Vaccine scientists want to nudge the immune system into producing antibodies that will protect us from infection. In doing so, they are playing with fire – in a limited way. With every healthy antibody response, a process of internal evolution takes place among B cells, the immune cells that produce antibodies. It’s called “somatic hypermutation.”
In the lymph nodes, individual B cells undergo an accelerated rate of mutation. It’s as if those B cells’ DNA were being cooked with radiation or mutagenic chemicals – but only in a few genes. Then the lymph nodes select the B cells with high-affinity antibodies.
Gordon Dale, a just-defended graduate student from Joshy Jacob’s lab in Emory Vaccine Center, has a new paper in Journal of Immunology that sheds light on how somatic hypermutation takes place in both mice and humans.
In particular, Dale and Jacob found that the mutations that occur in human and mouse antibody genes are not random. They appear to borrow information from gene segments that are leftovers from the process of assembling antibody DNA in B cells.

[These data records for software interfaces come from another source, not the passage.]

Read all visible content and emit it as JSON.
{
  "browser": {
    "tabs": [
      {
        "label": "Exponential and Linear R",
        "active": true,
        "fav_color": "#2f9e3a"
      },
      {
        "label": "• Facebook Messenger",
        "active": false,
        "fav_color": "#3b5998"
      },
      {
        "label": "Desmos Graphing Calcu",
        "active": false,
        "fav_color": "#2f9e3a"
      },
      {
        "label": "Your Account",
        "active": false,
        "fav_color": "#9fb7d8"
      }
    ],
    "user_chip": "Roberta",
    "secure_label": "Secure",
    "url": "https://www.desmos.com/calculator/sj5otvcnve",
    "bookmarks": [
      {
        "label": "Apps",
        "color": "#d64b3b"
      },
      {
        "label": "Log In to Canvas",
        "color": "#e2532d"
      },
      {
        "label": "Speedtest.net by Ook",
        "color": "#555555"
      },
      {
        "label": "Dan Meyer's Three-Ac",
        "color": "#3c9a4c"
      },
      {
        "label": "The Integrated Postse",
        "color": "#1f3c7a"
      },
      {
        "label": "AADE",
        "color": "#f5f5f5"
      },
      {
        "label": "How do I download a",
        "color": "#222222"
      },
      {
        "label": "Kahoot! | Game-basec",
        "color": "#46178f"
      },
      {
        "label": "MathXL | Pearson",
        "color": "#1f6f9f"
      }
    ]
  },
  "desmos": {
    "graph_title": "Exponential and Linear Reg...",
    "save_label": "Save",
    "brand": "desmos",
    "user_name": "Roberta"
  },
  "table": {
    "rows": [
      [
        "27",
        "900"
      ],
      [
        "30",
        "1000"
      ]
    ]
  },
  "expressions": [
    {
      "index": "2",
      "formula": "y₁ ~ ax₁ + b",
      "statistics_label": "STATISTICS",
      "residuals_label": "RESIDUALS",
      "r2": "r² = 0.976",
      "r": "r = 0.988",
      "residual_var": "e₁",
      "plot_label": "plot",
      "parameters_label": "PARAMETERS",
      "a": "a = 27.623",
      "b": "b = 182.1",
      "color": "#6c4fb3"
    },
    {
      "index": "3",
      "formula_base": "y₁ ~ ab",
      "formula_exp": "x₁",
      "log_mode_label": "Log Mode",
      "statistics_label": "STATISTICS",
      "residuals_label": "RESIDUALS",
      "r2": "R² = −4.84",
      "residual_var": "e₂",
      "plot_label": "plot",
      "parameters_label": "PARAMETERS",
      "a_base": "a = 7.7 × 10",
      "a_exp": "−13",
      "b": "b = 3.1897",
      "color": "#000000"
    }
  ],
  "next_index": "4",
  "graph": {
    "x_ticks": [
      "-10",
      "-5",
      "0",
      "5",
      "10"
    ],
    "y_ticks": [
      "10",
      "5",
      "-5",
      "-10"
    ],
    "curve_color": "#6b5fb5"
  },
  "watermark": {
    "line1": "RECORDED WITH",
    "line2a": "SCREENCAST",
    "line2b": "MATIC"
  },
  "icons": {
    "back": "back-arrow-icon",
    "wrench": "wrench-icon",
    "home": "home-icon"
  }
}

In a mix and match process called VDJ recombination, B cells use one of many V, D, and J segments to form their antibody genes. What Dale and Jacob were looking at occurs after the VDJ step, when B cells get stimulated as part of an immune response.
They analyzed the patterns of mutations in human and mouse antibody genes, and found that mutations tend to come together, in a way that suggests that they are being copied from leftover V segments. They call this pattern “templated mutagenesis.” It’s a reminder that the genetic diversity that comes from somatic hypermutation actually derives from access to a vast library.
Dale and Jacob suspect that templated mutagenesis occurs through gene conversion, which was known to take place in the immune systems of chickens, sheep and rabbits, but not in mice or humans. Immunologists knew that an enzyme called activation-induced cytidine deaminase (AID) played an essential role in somatic hypermutation. In B cells, AID snips at antibody DNA, mutating it and making the DNA ready for repair and shuffling. The current results do not contradict this model, but provide insight into the events that occur once the antibody genes are softened up by AID.